House Republican leaders are pledging to run Congress differently than Democrats have -- and they could hardly help doing otherwise.
With more than 80 new GOP members coming to Washington in January -- dozens of them without any experience in elected office -- there's no question the place will be different. In addition, Democrats are struggling to respond to their run through the crucible on Nov. 2.
In a letter that is circulating among incoming GOP members of Congress, John Boehner, expected to be the next House speaker, and GOP Whip Eric Cantor write that this is "no ordinary freshman class, and this is no ordinary time" for the country.
That's why, they write, they are creating two new positions within the party specifically for incoming freshmen. One will be the group's representative on the leadership team; the other will sit on the panel that decides which congressmen get on which committees. That's pretty powerful.
Oregon Republican Greg Walden, who is running the GOP majority transition team, told reporters before a meeting Tuesday: "We've got well over 80 members that will be new to our conference coming here. A lot of them bring a lot of energy, intelligence and experience that we want to incorporate into how we rewrite the rules of the House and the rules of the Republican Conference."

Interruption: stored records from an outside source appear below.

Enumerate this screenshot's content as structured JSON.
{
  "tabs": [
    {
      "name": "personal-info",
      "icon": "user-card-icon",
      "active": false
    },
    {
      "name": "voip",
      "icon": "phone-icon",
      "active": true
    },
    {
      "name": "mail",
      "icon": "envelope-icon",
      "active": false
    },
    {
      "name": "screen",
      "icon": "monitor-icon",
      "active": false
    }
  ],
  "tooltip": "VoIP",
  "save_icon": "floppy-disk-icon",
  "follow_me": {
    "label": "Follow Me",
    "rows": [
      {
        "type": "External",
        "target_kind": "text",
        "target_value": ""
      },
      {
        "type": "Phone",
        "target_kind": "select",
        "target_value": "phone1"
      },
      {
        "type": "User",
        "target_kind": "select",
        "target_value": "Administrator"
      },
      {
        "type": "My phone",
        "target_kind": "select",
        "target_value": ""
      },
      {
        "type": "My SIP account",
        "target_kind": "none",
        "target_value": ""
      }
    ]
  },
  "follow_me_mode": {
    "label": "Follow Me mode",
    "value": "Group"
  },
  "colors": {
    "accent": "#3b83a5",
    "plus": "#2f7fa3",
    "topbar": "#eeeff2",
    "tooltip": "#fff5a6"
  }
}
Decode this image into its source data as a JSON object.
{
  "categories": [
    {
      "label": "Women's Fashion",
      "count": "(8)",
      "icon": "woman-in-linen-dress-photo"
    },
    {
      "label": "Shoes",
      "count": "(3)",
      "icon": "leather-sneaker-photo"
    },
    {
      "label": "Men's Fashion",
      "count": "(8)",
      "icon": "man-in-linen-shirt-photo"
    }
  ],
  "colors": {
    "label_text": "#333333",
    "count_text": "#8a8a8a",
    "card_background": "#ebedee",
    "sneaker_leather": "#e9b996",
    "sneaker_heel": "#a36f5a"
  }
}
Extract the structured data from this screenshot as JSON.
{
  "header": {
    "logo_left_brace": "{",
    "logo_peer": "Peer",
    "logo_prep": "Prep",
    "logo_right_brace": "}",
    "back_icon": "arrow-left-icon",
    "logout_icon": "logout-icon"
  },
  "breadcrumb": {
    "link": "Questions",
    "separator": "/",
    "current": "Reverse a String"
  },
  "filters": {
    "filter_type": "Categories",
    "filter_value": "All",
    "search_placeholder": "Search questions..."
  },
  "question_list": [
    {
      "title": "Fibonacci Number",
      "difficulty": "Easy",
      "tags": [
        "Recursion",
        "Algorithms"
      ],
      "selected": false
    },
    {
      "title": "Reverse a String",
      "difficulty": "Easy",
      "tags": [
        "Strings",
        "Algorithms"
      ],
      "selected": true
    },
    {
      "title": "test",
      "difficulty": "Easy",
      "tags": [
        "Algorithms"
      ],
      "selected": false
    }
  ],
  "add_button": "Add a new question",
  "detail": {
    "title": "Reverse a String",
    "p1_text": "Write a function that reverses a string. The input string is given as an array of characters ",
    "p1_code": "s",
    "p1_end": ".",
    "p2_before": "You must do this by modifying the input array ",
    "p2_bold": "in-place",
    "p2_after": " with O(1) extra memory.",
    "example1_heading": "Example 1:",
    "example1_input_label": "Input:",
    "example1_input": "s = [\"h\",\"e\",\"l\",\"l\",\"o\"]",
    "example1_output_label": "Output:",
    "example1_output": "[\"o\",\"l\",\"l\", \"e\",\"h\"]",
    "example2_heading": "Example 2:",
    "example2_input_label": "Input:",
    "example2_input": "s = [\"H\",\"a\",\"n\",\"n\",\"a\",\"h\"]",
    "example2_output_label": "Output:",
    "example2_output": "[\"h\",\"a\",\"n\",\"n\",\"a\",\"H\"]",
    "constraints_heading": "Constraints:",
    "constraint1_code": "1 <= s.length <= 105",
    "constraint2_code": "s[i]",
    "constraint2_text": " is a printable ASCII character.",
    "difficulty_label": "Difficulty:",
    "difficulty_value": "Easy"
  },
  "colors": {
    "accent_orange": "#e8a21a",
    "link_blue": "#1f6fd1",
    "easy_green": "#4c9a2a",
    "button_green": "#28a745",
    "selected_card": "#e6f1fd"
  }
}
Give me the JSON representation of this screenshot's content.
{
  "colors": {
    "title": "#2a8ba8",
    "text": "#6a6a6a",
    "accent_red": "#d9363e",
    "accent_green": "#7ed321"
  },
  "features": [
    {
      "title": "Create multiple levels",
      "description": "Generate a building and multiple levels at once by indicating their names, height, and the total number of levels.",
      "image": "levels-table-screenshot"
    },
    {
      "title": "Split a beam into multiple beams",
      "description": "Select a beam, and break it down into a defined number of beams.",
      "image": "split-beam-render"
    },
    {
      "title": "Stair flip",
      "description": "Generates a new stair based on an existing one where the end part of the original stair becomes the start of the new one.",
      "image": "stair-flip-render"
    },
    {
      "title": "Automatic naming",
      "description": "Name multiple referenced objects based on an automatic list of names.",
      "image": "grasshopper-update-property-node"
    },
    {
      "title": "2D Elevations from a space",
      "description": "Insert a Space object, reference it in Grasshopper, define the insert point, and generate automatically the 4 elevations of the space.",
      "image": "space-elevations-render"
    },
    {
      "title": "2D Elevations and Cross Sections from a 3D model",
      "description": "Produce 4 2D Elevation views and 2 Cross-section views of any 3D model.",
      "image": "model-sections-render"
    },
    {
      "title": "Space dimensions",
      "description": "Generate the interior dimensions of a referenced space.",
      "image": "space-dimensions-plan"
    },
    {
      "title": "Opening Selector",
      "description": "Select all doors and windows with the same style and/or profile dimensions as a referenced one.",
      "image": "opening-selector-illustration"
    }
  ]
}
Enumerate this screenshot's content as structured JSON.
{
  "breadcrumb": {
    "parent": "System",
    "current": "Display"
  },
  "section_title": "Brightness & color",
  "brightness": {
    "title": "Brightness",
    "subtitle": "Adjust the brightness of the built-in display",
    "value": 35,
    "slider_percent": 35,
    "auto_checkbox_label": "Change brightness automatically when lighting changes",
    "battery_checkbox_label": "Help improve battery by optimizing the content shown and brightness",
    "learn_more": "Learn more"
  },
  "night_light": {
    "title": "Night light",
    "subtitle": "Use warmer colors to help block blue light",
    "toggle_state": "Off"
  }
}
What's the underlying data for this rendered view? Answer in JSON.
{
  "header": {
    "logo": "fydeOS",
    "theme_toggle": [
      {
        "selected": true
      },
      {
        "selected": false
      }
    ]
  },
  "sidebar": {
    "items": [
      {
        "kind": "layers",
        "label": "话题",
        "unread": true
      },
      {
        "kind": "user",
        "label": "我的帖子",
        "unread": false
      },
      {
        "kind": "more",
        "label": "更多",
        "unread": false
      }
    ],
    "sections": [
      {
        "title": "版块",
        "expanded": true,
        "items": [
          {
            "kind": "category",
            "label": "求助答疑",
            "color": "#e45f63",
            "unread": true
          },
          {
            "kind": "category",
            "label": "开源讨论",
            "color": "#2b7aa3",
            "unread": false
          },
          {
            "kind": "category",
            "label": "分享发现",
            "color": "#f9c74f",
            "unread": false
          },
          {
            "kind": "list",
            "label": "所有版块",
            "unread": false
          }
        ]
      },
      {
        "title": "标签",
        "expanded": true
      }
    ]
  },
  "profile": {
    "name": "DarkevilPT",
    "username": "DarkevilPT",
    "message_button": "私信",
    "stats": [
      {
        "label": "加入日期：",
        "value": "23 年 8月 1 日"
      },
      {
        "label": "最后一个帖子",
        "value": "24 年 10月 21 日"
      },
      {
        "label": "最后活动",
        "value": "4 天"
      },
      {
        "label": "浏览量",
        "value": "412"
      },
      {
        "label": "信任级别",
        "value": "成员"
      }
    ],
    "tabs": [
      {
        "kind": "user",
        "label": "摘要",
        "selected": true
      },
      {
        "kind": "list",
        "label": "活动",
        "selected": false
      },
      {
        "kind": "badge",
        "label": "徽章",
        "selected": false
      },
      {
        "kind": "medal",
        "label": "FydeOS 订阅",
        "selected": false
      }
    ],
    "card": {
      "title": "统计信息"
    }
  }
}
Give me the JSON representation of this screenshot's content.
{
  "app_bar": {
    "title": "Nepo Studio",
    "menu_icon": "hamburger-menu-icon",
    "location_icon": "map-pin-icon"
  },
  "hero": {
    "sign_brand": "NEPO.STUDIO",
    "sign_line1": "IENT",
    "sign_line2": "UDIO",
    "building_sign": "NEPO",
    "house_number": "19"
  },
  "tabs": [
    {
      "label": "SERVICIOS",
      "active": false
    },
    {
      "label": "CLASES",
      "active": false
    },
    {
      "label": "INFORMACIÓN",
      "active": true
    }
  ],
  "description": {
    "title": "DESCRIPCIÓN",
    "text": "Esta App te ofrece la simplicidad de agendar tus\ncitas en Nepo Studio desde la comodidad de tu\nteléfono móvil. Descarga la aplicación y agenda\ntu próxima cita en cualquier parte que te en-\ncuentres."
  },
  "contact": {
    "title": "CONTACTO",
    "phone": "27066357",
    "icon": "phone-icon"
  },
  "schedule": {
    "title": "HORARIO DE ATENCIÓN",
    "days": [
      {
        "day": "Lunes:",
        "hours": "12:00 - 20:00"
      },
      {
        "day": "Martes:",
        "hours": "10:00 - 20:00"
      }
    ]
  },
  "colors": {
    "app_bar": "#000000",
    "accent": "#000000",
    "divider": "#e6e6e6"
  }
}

Several congressmen-elect have announced they will run for the new positions, including a few who have backing from Tea Party groups.
From The Majority To The Minority
Meanwhile, the Democrats are struggling to figure out how they will deal with one of the realities of losing control of the House: The majority has four official leadership positions, while the minority has only three.
Speaker Nancy Pelosi surprised Washington when she announced her bid to remain as the party's leader, and so far there have been no serious challenges to her.
That means the current No. 2, Maryland Democrat Steny Hoyer, is pitted against the No. 3 man, South Carolina's Jim Clyburn, for the position of Democratic whip.
Inside baseball? Yes. But there's a bigger point: Democrats say how they structure their leadership is critical. It must reflect an understanding of the message voters sent on Nov. 2 and launch the party toward new success in 2012.
The man who will be best at this, many members say, is Hoyer, the moderate. California Democrat Jane Harman calls Hoyer indispensible.
"He's a bridge builder, he's a unifier, he's inclusive, and he wants to solve problems," she says. "I don't want to throw spitballs. I think voters are sick of that. And the only recipe for Democrats ever to get back into the majority is to demonstrate that we can make Congress work, and we can join with others to solve problems."
Hoyer says he already has the votes to win the leadership seat. To which other Democrats say: Not so fast.
"It's absolutely essential that the Democratic Party reflect the constituencies and the concerns of all people in the country," says California's Barbara Lee, who heads the Congressional Black Caucus.
Lee says African-Americans and other minorities have fought long and hard for a seat in those closed leadership meetings. And they'll fight to keep Clyburn in the whip position. Voting him out, says Lee, would be a step backward for the party -- and the country.
Of course, there's no reason this contest has to pit Hoyer against Clyburn. Some Democrats would like to see a fresh face in the leadership -- some new ideas.
But if most want to keep their current leaders -- Pelosi at the top and the current No. 4 guy, John Larson of Connecticut -- they force themselves to choose between the one African-American in the Democratic leadership and the one moderate.